Mikhail: So we’re not a data company. I think data is just a nice byproduct of what we do and obviously every single tap and every single scan and interaction leaves a trace of data. Brands traditionally have a lot of visibility into the supply chain, they certainly have visibility in terms of inventory and what’s happening in store, but once somebody buys that product or item, there’s kind of a black hole of data.
For us, we’re sort of providing that data back to the brand, there’s a lot of passive information that’s being generated so every single interaction you can see where did somebody tap, what kind of item did they tap, you can look at the content they’re looking at. For us, that’s the important part, the context, because depending on where you are and what kind of item you’re looking at, the content you are seeing will change and evolve over time. There’s also the feedback and actual proactive information that the consumers are doing, with a lot of our products, there is a real time feedback loop. So if I bought a pair of shoes and I want to give feedback around the fit or the sizing, I could do that directly through the shoe. So it’s kind of a combination of this passive information that’s happening and proactive information from the consumers.
Amanda: On the flip side of that, as brands and retailers are collecting data, consumers are becoming more and more concerned about their privacy and security, so how does Blue Bite ensure for its clients, like adidas, that you’re working with, a sort of infrastructural integrity to make sure that you’re not giving away people’s data?
Mikhail: That’s a great question, obviously data and security is just a pillar of our platform, with everything happening, GDPR and the California Privacy Act last year, it’s super important.

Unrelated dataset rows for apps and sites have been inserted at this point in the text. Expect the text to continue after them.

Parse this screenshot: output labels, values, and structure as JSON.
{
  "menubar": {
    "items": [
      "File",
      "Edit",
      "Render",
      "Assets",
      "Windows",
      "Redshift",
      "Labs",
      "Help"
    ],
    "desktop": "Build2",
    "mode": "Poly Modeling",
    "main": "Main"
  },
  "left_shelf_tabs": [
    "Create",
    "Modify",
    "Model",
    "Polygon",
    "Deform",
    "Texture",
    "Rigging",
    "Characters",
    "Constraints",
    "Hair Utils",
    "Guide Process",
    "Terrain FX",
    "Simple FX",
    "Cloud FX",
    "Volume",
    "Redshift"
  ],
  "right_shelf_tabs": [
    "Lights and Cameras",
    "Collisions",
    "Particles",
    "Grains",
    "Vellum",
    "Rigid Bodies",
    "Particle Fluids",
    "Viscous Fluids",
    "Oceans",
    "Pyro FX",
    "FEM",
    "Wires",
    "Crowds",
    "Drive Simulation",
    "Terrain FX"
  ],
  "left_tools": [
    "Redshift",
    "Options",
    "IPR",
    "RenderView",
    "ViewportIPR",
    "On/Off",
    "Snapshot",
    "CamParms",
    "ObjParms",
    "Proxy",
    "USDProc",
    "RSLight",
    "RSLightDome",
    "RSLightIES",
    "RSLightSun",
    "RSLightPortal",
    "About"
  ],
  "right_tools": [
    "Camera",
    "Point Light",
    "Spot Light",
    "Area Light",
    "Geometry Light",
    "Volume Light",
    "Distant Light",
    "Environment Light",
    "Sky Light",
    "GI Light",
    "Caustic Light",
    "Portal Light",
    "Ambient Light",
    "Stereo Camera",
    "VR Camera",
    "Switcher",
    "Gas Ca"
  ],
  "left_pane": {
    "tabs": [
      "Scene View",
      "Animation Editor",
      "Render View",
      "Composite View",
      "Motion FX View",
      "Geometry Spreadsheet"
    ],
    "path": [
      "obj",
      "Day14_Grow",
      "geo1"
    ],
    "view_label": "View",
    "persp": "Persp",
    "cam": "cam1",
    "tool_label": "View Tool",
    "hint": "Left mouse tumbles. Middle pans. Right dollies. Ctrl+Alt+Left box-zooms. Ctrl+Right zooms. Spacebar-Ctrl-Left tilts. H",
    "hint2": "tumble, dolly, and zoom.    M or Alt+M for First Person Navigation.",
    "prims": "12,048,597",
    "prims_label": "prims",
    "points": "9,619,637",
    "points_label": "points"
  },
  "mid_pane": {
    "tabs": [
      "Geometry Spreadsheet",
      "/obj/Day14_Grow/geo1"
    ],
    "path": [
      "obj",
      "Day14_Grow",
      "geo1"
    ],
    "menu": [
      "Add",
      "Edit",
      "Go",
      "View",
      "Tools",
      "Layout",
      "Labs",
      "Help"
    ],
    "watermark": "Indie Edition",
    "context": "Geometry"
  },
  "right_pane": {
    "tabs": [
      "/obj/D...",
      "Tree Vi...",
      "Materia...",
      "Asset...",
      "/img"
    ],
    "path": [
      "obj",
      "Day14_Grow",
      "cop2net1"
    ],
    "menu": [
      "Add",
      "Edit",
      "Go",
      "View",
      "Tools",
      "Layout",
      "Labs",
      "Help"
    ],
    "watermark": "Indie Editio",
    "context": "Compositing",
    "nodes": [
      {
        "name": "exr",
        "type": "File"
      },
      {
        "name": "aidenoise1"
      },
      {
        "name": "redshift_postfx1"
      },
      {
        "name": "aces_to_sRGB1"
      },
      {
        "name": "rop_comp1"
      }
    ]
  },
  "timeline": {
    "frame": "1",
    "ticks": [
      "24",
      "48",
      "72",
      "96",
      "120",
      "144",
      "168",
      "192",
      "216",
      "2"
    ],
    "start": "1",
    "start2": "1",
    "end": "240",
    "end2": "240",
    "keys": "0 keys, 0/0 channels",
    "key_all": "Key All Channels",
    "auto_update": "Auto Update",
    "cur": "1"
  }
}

For us, everything is encrypted, everything is stored securely. A decision we made as a company years ago was we don’t touch any PII. So anything that’s customer facing, consumer data, or anything that has personally identifiable information, we don’t touch any of that, we give it directly to the brand. So we’re just kind of an intermediary, so any of that information, through an integration, is stored and processed through their own CRM’s.
Amanda: When we first started thinking and talking about fashion tech about five to six years ago, we had this idea that connected clothing would mean that clothing by the very nature of it’s fiber would be connected to the internet, and now we’re talking about NFC chips and things that are kind of a means to that end but not quite that future that we’ve imagined. So I have to ask you, what’s your vision for the future of connected clothing or fashion tech in general?
Mikhail: I think there’s a place for both of those things, I don’t think they’re mutually exclusive, there are certain brands and use cases where you do want connectivity and there’s certain athletic apparel where you want your heart rate measured and sensors that communicate directly to an app or something like that. If you look at a more broad use case, it’s the idea that every single product can be connected, right? We have this phone in our pocket that we’re pretty much glued to day in and day out, that is the vehicle for connection. If I can put something low cost into every single product, to unlock that capability, to unlock that storytelling, that is something that can happen over the next five to 10 years. I imagine every single one of the products that we own, in some way, shape or form, will be connected and what we like to say is that every product has a story to tell and we’re just the ones who are enabling the ability to tell that story.